Credit: Kino Yoga
Social media pages
The social media platforms are available for anyone to promote themselves for free. Make sure you create a Facebook, Twitter, Instagram and LinkedIn account. YouTube and Pinterest are optional, depending on your business type. If you have a visual business, it’s better to tick these two platforms also.
Then, what you need to do is to create branded and appealing profile pictures, and cover images to optimize each of these pages. You’ll need to craft each and every one of them, as each platform has its sizes and dimensions specifications.
If you need help, Creatopy can help you to create all your social media images fast and easy. Use our templates, customize them with your details and logo and upload them online.
As the biggest and most used social media platform in the world (3.3 billion users) , Facebook can help you gain customers fast. Set up your Facebook page with a nice profile picture and cover photo that speaks about what you do. Make sure your logo is fully visible. Then, add a description, address and phone number to enable people to contact you.
You’ll have to post regularly to keep your fans engaged, so create a unique visual style and a tone of voice.
Credit: Otilia Brailoiu

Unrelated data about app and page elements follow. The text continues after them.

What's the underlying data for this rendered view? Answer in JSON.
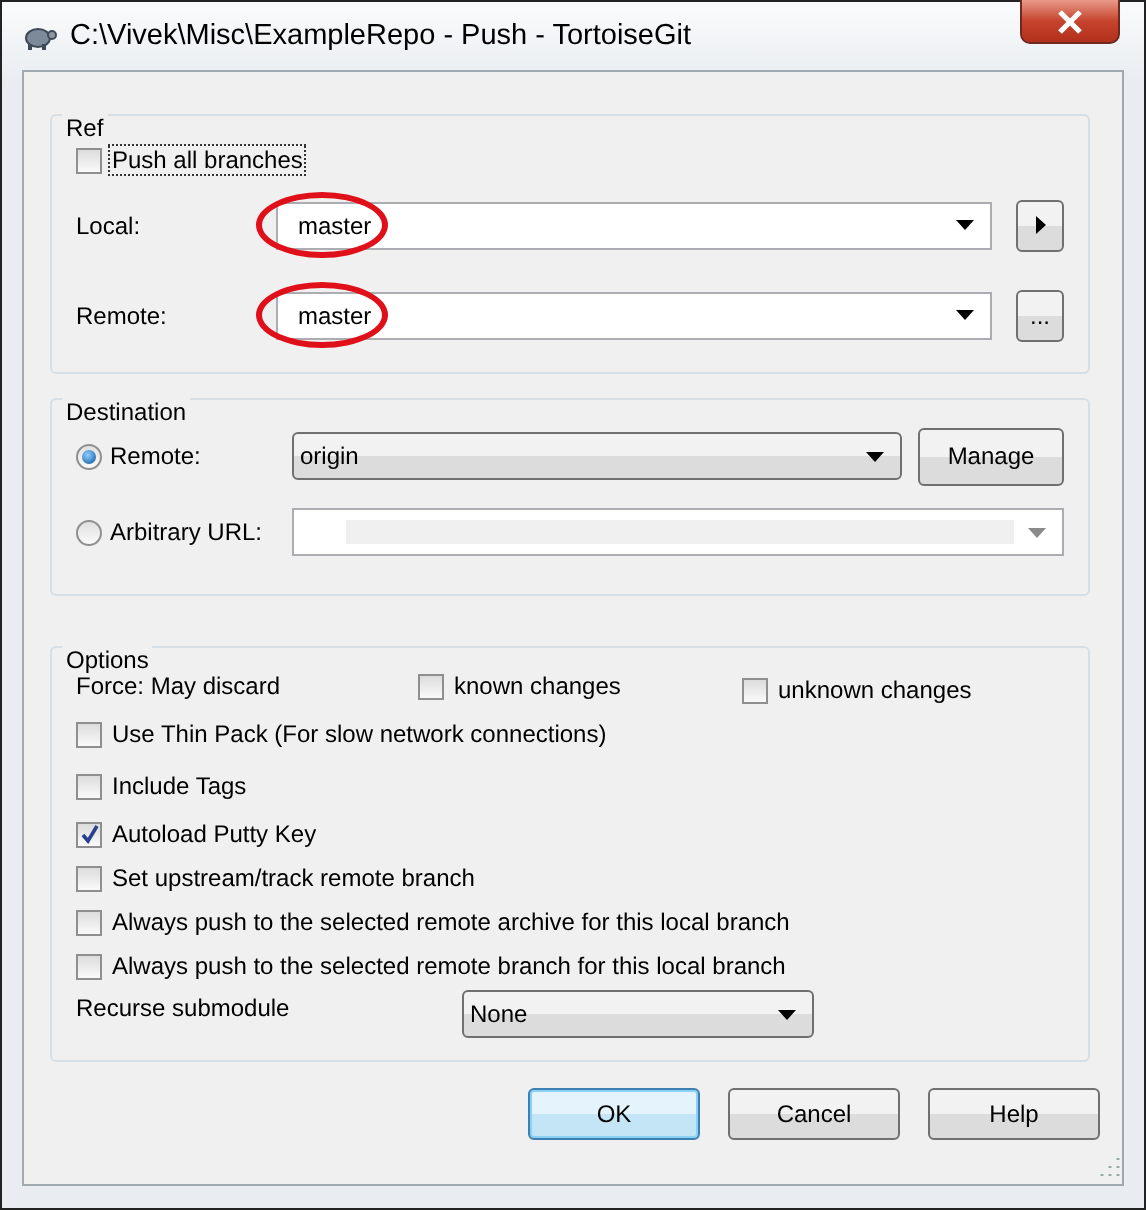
{
  "window": {
    "title": "C:\\Vivek\\Misc\\ExampleRepo - Push - TortoiseGit"
  },
  "ref": {
    "title": "Ref",
    "push_all": {
      "label": "Push all branches",
      "checked": false,
      "focused": true
    },
    "rows": [
      {
        "label": "Local:",
        "value": "master",
        "circled": true,
        "button": {
          "kind": "arrow"
        }
      },
      {
        "label": "Remote:",
        "value": "master",
        "circled": true,
        "button": {
          "kind": "text",
          "label": "..."
        }
      }
    ]
  },
  "destination": {
    "title": "Destination",
    "options": [
      {
        "kind": "combo",
        "label": "Remote:",
        "selected": true,
        "value": "origin"
      },
      {
        "kind": "edit",
        "label": "Arbitrary URL:",
        "selected": false,
        "disabled": true
      }
    ],
    "manage_button": "Manage"
  },
  "options": {
    "title": "Options",
    "force_label": "Force: May discard",
    "force": [
      {
        "label": "known changes",
        "checked": false
      },
      {
        "label": "unknown changes",
        "checked": false
      }
    ],
    "checks": [
      {
        "label": "Use Thin Pack (For slow network connections)",
        "checked": false
      },
      {
        "label": "Include Tags",
        "checked": false
      },
      {
        "label": "Autoload Putty Key",
        "checked": true
      },
      {
        "label": "Set upstream/track remote branch",
        "checked": false
      },
      {
        "label": "Always push to the selected remote archive for this local branch",
        "checked": false
      },
      {
        "label": "Always push to the selected remote branch for this local branch",
        "checked": false
      }
    ],
    "recurse": {
      "label": "Recurse submodule",
      "value": "None"
    }
  },
  "buttons": [
    {
      "label": "OK",
      "default": true
    },
    {
      "label": "Cancel",
      "default": false
    },
    {
      "label": "Help",
      "default": false
    }
  ]
}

Twitter is a social network that allows you to create a profile page and post updates regularly. You’ll need a profile picture and a cover image, a short description and a link to your website.
Instagram is the place to be for entrepreneurs in the visual field: fashion designers, graphic designers, handmade artists, painters, and even fitness personal trainers. This is a platform that requires careful visual management, in that you need to be careful how you craft each and every image you post and how your overall feed looks like. If you’re looking for some Instagram inspiration, read our article on Instagram feed goals.
LinkedIn is a social network for professionals that can help you gain exposure to a large community of professionals around the world and even initiate collaborations. Create a stunning header image and add a comprehensive description of yourself. Don’t forget to add updates regularly.
Start a vlog/blog/podcast
Another way to promote yourself for free is to start a blog, a vlog on YouTube or a podcast channel on SoundCloud, iTunes or Spotify.
If you’re a skilled writer, add a blog to your website and write about your achievements and news. If you’ve got exceptional speech skills, start a vlog and talk about your works. If you still want to talk about your works, but you’re too shy (or private person), you can always start a podcast series. Podcasts are still in fashion. In fact, they’ve never been more successful!
Back to branding, make sure your blog/vlog or podcast channel is fully branded.
I’ve chosen Ellie Thumann’s YouTube channel as an example to motivate you to take action. Although she’s only 16, she runs a channel with 1.7 million subscribers. Her channel profile is perfectly optimized and branded. She’s got an appealing girly YouTube cover, her name is central in bold, and her other social media channels are promoted right under her name.
If you’re curious to see what she vlogs about, check out her videos.
Credit: Ellie Thuman
Of course, you’ll need to promote yourself offline, too. You’ll need to exchange business cards with every potential business partner. You’ll need to send business letters, and pack your products (if you sell physical products).
All of your materials should be branded and have your contact details.
Here is a list of the offline materials you can use to promote yourself:
- Business cards
- Packaging paper
- Occasional promotional posters
Credit: Ada Weel Olsen
Time to launch your personal brand!
All right, we’re done with words and now let’s put all this theory into practice!
Illustration by Anita Molnar